By Fakir Balaji
Bangalore, Nov 5 (IANS) The Indian government is starting a five-year national mission to make the country a global hub for nanoscience and nanotechnology, leveraging the low-cost advantage and its vast talent pool.
Spearheaded by the Department of Science and Technology (DST), the ambitious mission aims to create nano clusters in the country to conduct research in the sunrise sector and develop applications using nano materials that will have a bearing on diverse industrial sectors as well as commoners.
“With an upfront investment of Rs.10 billion ($254 million), the nano science and technology mission (NSTM) will create an ecosystem to make India a global hub for research and development (R&D) in nanoscience and nanotechnology,” DST secretary Thirumalachari Ramasami told IANS here in an interview.
“It will be similar to the ecosystems built for the growth of IT, biotechnology and electronics in the knowledge sector,” he added.
To start the mission, the DST will set up three nano institutes in Bangalore, Kolkata and Mohali near Chandigarh, with a seed capital of Rs.1 billion for each of them.
Jawaharlal Nehru Centre for Advanced Scientific Research (JNCSAR) and Indian Institute of Science (IISc) in Bangalore will be partnering for the first institute, to be located on the outskirts of this IT hub.
Similarly, the other two institutes will be set up in collaboration with the proposed five Indian Institute of Science and Technology (NIIS&T) by the human resources development (HRD) ministry and the National Institutes of Technology (NITs).
The upcoming institutes will offer courses for science and engineering graduates to pursue post-graduate education in nanoscience and nanotechnology.
“In all, about 50-60 science and technology institutions, including IITs and NITs will be involved in building nano clusters across the country to create the ecosystem for undertaking extensive research in nanoscience and applied nanotechnology to develop applications for industrial products, agriculture, healthcare and safe drinking water, to name a few,” Ramasami said.
Demystifying the emerging field and the huge potential it has, Ramasami said nanoscience is the study of phenomena on the scale of 1-100 nanometre (one billionth of a metre), whereas nanotechnology is the ability to create and control objects on the same scale to prepare novel materials with specific properties and functions.

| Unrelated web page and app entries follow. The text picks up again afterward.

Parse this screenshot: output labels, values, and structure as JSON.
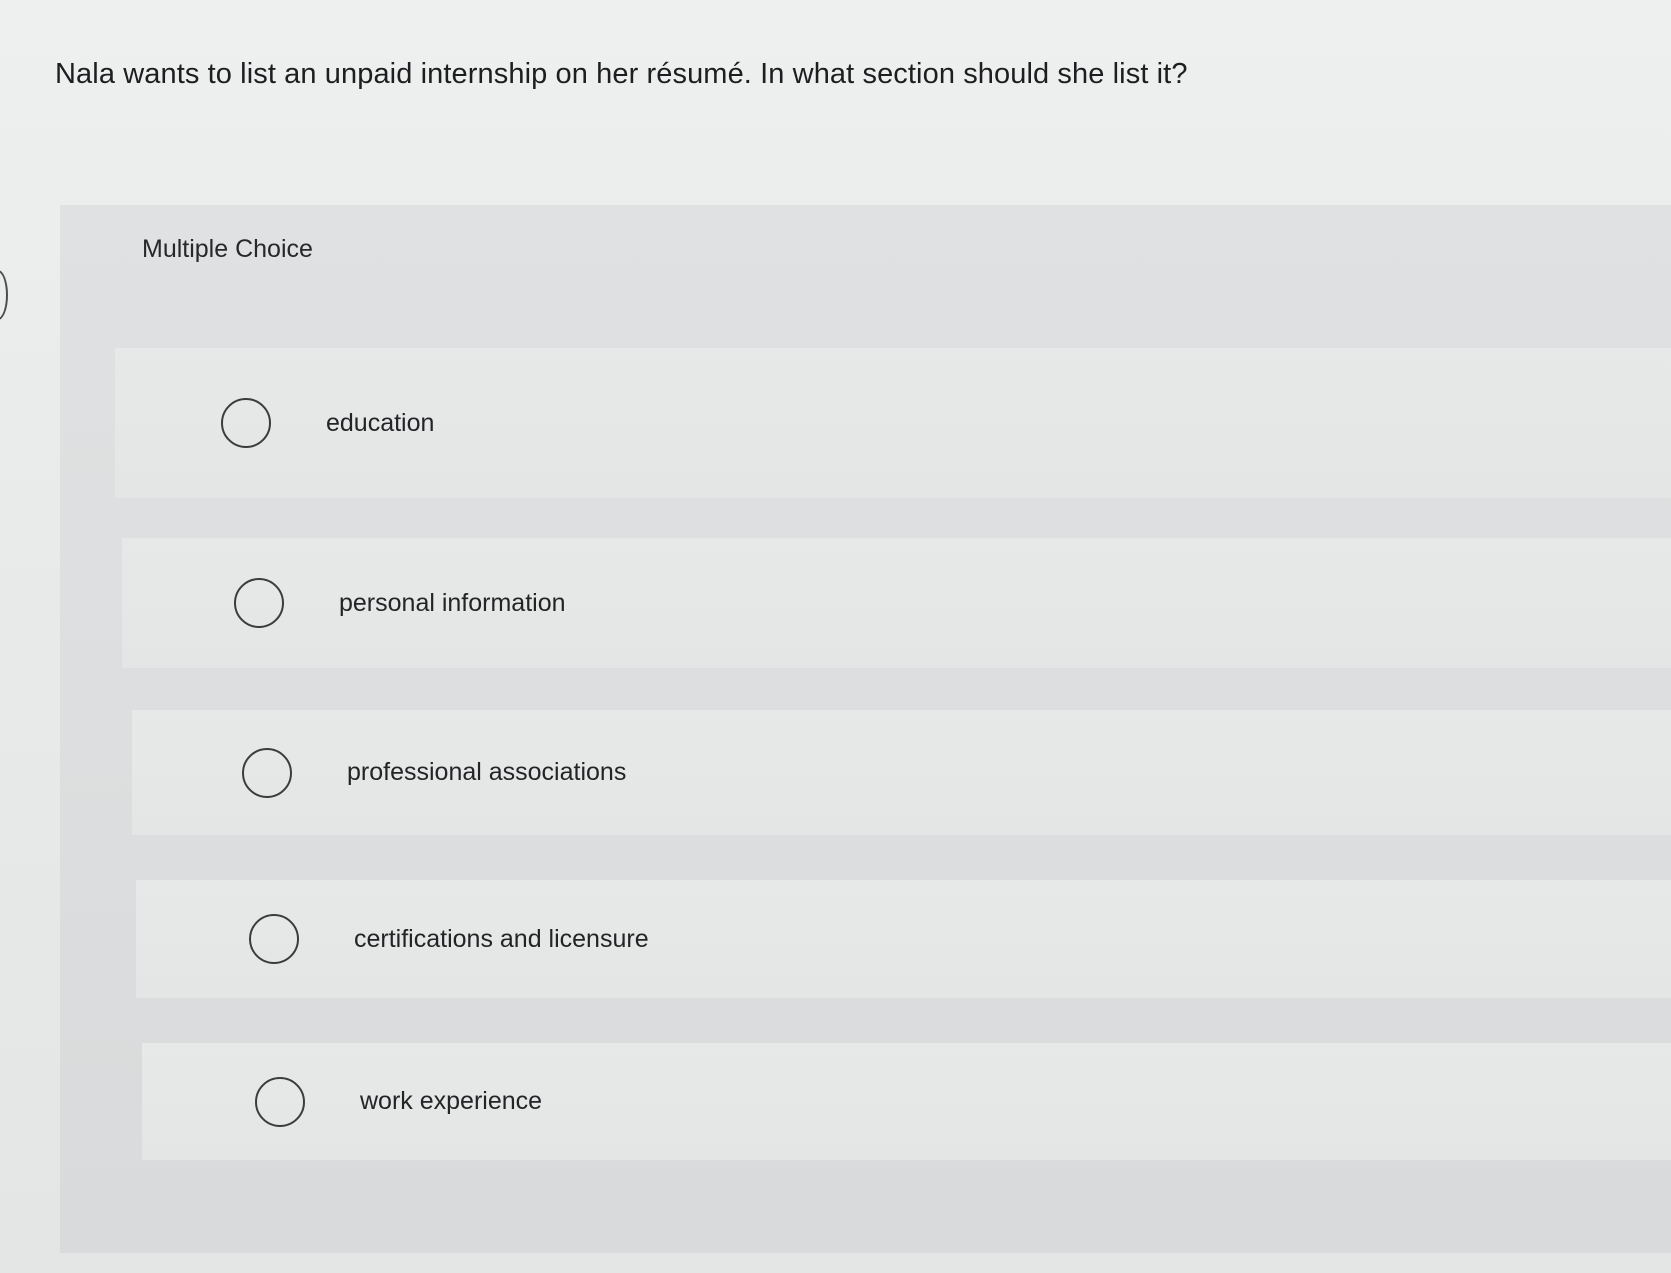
{
  "question": {
    "text": "Nala wants to list an unpaid internship on her résumé. In what section should she list it?"
  },
  "multiple_choice": {
    "label": "Multiple Choice",
    "options": [
      {
        "label": "education",
        "selected": false
      },
      {
        "label": "personal information",
        "selected": false
      },
      {
        "label": "professional associations",
        "selected": false
      },
      {
        "label": "certifications and licensure",
        "selected": false
      },
      {
        "label": "work experience",
        "selected": false
      }
    ]
  },
  "colors": {
    "page_background": "#eceeee",
    "panel_background": "#dcdedf",
    "option_background": "#e6e8e8",
    "radio_border": "#3a3c3e",
    "text": "#1d1f21"
  }
}
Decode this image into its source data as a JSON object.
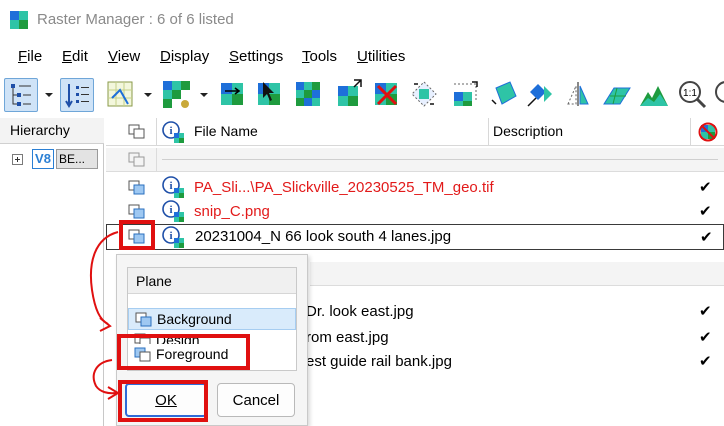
{
  "window": {
    "title": "Raster Manager : 6 of 6 listed"
  },
  "menu": [
    {
      "label": "File",
      "key": "F",
      "rest": "ile"
    },
    {
      "label": "Edit",
      "key": "E",
      "rest": "dit"
    },
    {
      "label": "View",
      "key": "V",
      "rest": "iew"
    },
    {
      "label": "Display",
      "key": "D",
      "rest": "isplay"
    },
    {
      "label": "Settings",
      "key": "S",
      "rest": "ettings"
    },
    {
      "label": "Tools",
      "key": "T",
      "rest": "ools"
    },
    {
      "label": "Utilities",
      "key": "U",
      "rest": "tilities"
    }
  ],
  "hierarchy": {
    "header": "Hierarchy",
    "node_badge": "V8",
    "node_label": "BE..."
  },
  "grid": {
    "columns": {
      "file_name": "File Name",
      "description": "Description"
    },
    "rows": [
      {
        "name": "PA_Sli...\\PA_Slickville_20230525_TM_geo.tif",
        "red": true,
        "checked": "✔"
      },
      {
        "name": "snip_C.png",
        "red": true,
        "checked": "✔"
      },
      {
        "name": "20231004_N 66 look south 4 lanes.jpg",
        "red": false,
        "checked": "✔",
        "selected": true
      },
      {
        "name": "Dr. look east.jpg",
        "red": false,
        "checked": "✔"
      },
      {
        "name": "rom east.jpg",
        "red": false,
        "checked": "✔"
      },
      {
        "name": "est guide rail bank.jpg",
        "red": false,
        "checked": "✔"
      }
    ]
  },
  "plane_popup": {
    "header": "Plane",
    "options": [
      "Background",
      "Design",
      "Foreground"
    ],
    "highlighted": "Background",
    "ok_label": "OK",
    "cancel_label": "Cancel"
  },
  "colors": {
    "annotation": "#e01010",
    "red_text": "#e21a1a",
    "accent": "#2f6bd8"
  }
}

“The fundamental building blocks of nature – atoms and molecules – have dimensions in nanometre or on nanoscale. For instance, water molecules can occupy a sphere one nm in diameter. The DNA double helix is around two nm wide. The way molecules assemble into larger, supra-molecular entities on nanoscale determines important material properties such as electrical, optical, and mechanical properties,” Ramasami pointed out.
Eminent scientist C.N.R. Rao – chairman of the scientific advisory committee to prime minister and director of JNCSAR – and other noted experts in the field will guide the nano mission.

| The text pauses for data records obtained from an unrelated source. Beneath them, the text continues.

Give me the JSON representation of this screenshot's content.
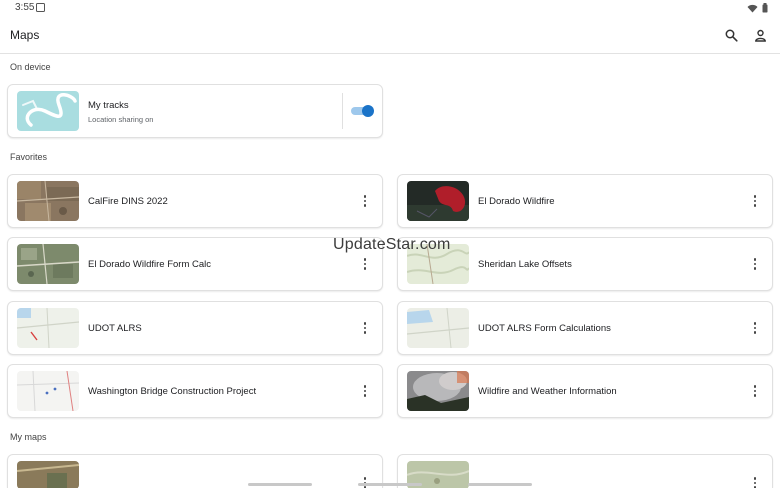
{
  "status": {
    "time": "3:55"
  },
  "app": {
    "title": "Maps"
  },
  "icons": {
    "search": "search-icon",
    "account": "account-icon",
    "more": "more-vert-icon"
  },
  "sections": {
    "on_device": "On device",
    "favorites": "Favorites",
    "my_maps": "My maps"
  },
  "tracks": {
    "title": "My tracks",
    "subtitle": "Location sharing on",
    "sharing_enabled": true
  },
  "favorites": [
    {
      "title": "CalFire DINS 2022"
    },
    {
      "title": "El Dorado Wildfire"
    },
    {
      "title": "El Dorado Wildfire Form Calc"
    },
    {
      "title": "Sheridan Lake Offsets"
    },
    {
      "title": "UDOT ALRS"
    },
    {
      "title": "UDOT ALRS Form Calculations"
    },
    {
      "title": "Washington Bridge Construction Project"
    },
    {
      "title": "Wildfire and Weather Information"
    }
  ],
  "watermark": "UpdateStar.com",
  "colors": {
    "accent": "#1a73c8",
    "toggle_track": "#9ec8ec"
  }
}
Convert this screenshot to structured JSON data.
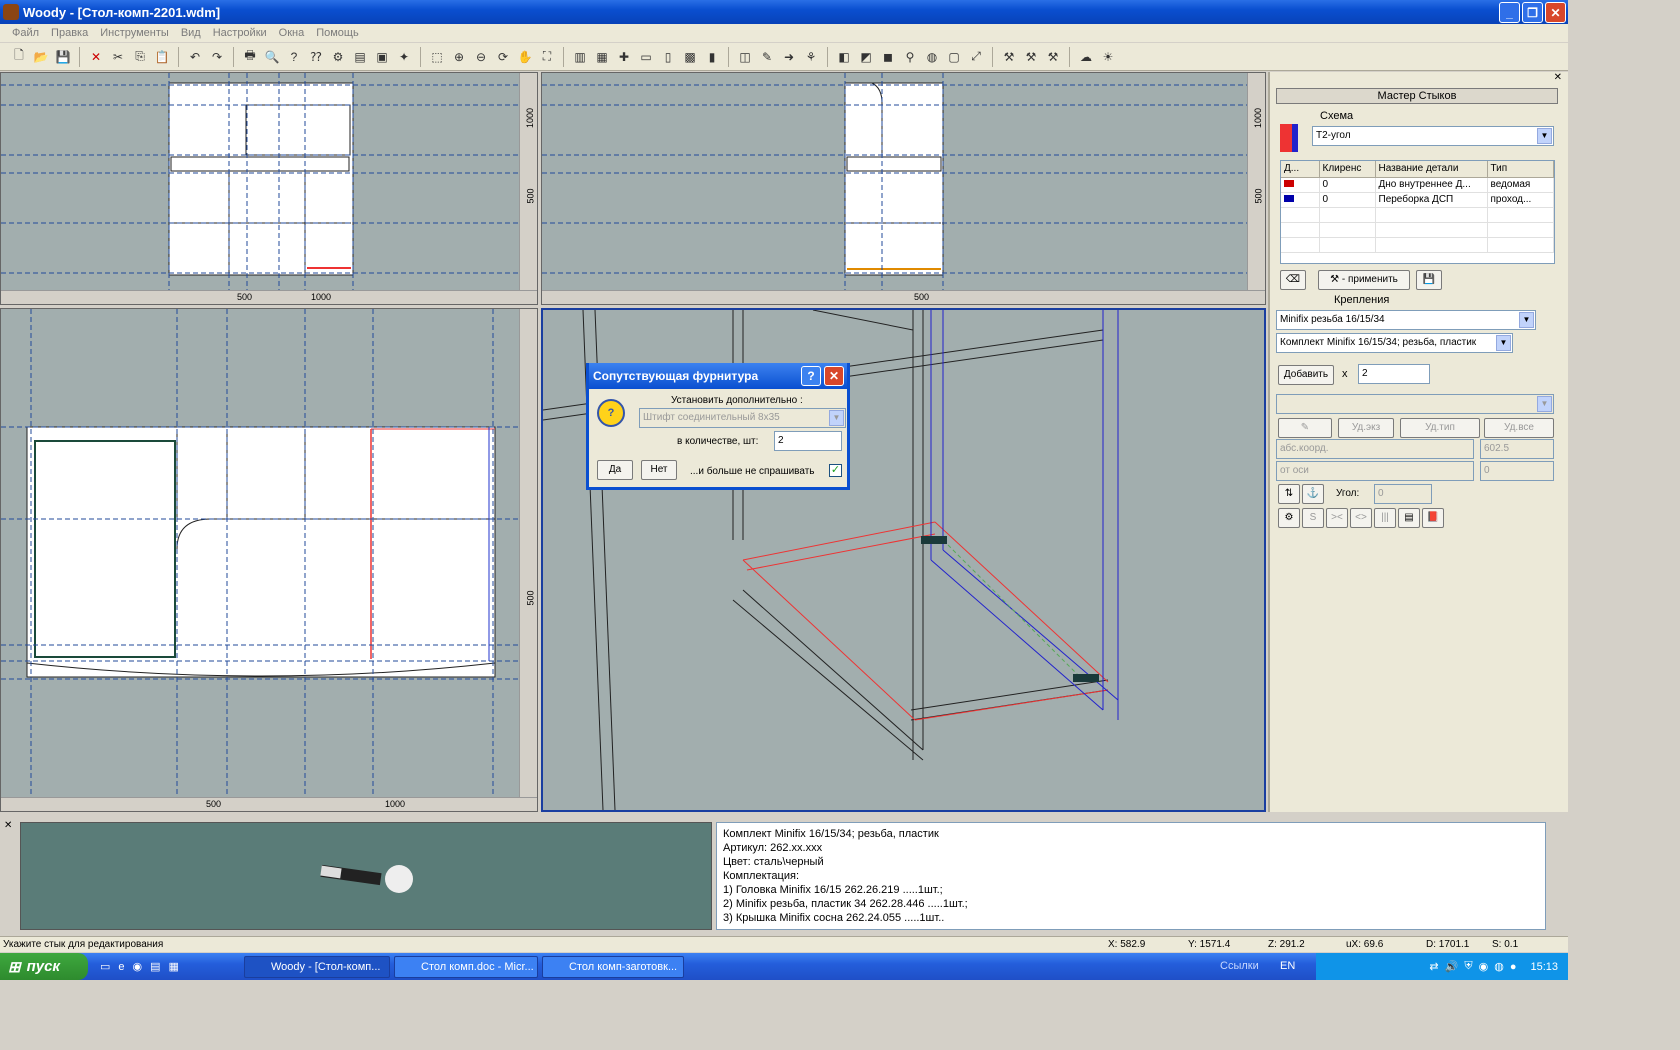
{
  "window": {
    "title": "Woody - [Стол-комп-2201.wdm]"
  },
  "menu": [
    "Файл",
    "Правка",
    "Инструменты",
    "Вид",
    "Настройки",
    "Окна",
    "Помощь"
  ],
  "views": {
    "front": {
      "v1": "1000",
      "v2": "500",
      "h1": "500",
      "h2": "1000"
    },
    "side": {
      "v1": "1000",
      "v2": "500",
      "h1": "500"
    },
    "top": {
      "v1": "500",
      "h1": "500",
      "h2": "1000"
    }
  },
  "dialog": {
    "title": "Сопутствующая фурнитура",
    "install_label": "Установить дополнительно :",
    "item_value": "Штифт соединительный 8х35",
    "qty_label": "в количестве, шт:",
    "qty_value": "2",
    "yes": "Да",
    "no": "Нет",
    "dont_ask": "...и больше не спрашивать"
  },
  "panel": {
    "title": "Мастер Стыков",
    "scheme_label": "Схема",
    "scheme_value": "Т2-угол",
    "table": {
      "headers": [
        "Д...",
        "Клиренс",
        "Название детали",
        "Тип"
      ],
      "rows": [
        {
          "clearance": "0",
          "name": "Дно внутреннее Д...",
          "type": "ведомая",
          "color": "#cc0000"
        },
        {
          "clearance": "0",
          "name": "Переборка ДСП",
          "type": "проход...",
          "color": "#0000aa"
        }
      ]
    },
    "apply_label": "- применить",
    "fasteners_label": "Крепления",
    "fastener_value": "Minifix резьба 16/15/34",
    "kit_value": "Комплект Minifix 16/15/34; резьба, пластик",
    "add_label": "Добавить",
    "times": "x",
    "count": "2",
    "del_inst": "Уд.экз",
    "del_type": "Уд.тип",
    "del_all": "Уд.все",
    "coord_mode": "абс.коорд.",
    "coord_value": "602.5",
    "axis_mode": "от оси",
    "axis_value": "0",
    "angle_label": "Угол:",
    "angle_value": "0"
  },
  "info": {
    "lines": [
      "Комплект Minifix 16/15/34; резьба, пластик",
      "Артикул: 262.xx.xxx",
      "Цвет: сталь\\черный",
      "Комплектация:",
      "1) Головка Minifix 16/15 262.26.219 .....1шт.;",
      "2) Minifix резьба, пластик 34 262.28.446 .....1шт.;",
      "3) Крышка Minifix сосна 262.24.055 .....1шт.."
    ]
  },
  "status": {
    "hint": "Укажите стык для редактирования",
    "x": "X:   582.9",
    "y": "Y:  1571.4",
    "z": "Z:   291.2",
    "ux": "uX:  69.6",
    "d": "D:  1701.1",
    "s": "S:  0.1"
  },
  "taskbar": {
    "start": "пуск",
    "tasks": [
      "Woody - [Стол-комп...",
      "Стол комп.doc - Micr...",
      "Стол комп-заготовк..."
    ],
    "links": "Ссылки",
    "lang": "EN",
    "clock": "15:13"
  }
}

Rao has already done some pioneering work in the field and is mentoring his research teams in developing nano tubes, nano carbon materials and nano applications, including one for drinking water purification.
“Our long-term plan is to make optimal use of our growing young talent pool and take advantage of the labour arbitrage to beckon global firms, angel investors and venture capital to fund nano labs and nano facilities to design, develop nano applications and manufacture products for domestic and international markets, using heavy and noble metals such as gold, silver and copper.
As research expertise in India is available at one-third of the cost in developed countries, global R&D institutes and firms in nanoscience and nanotechnology would outsource their requirements in the domain to young scientists and technologists here, Ramasami expected.
“By 2020, India will have the youngest scientific talent pool in the world. Our sound education system, large human capital with younger age advantage will make the country a preferred destination for nanoscience and nanotechnology benefits,” he asserted.
Besides regulatory, legal and intellectual property rights (IPR) issues, the mission will focus on expanding the capacity to churn out the human resources required for the development and growth of the nano sector on the lines of other sectors in the knowledge era.
“The game-plan is to develop a research and industry collaboration hub (RICH) in the long run. Leveraging ICT tools and domain expertise in biotechnology and associated fields such as physics, mathematics, chemistry and biology, we propose to have technology and innovation partnerships with all stakeholders,” Ramasami affirmed.
According to Rao, nanotechnology applications that will directly benefit masses include water purifying and using nano-silver as a coat on ceramic filters to eliminate bacteria and viruses.
“A nanometre filter will have a sieving system that is finer than the conventional water filters to provide safe drinking water. Similarly, nano materials can be used to create self-cleaning agents for textiles and prevent water seeping into the cloth,” Rao explained.
Nano materials can also used to develop sensors, medical applications, aerospace components and machine tools.
“Though India may have missed many a ‘technology bus’ over the decades, we cannot afford to miss the ‘nano bus’, as it is the future of the world, dominating science and technology in the 21st century,” Rao added.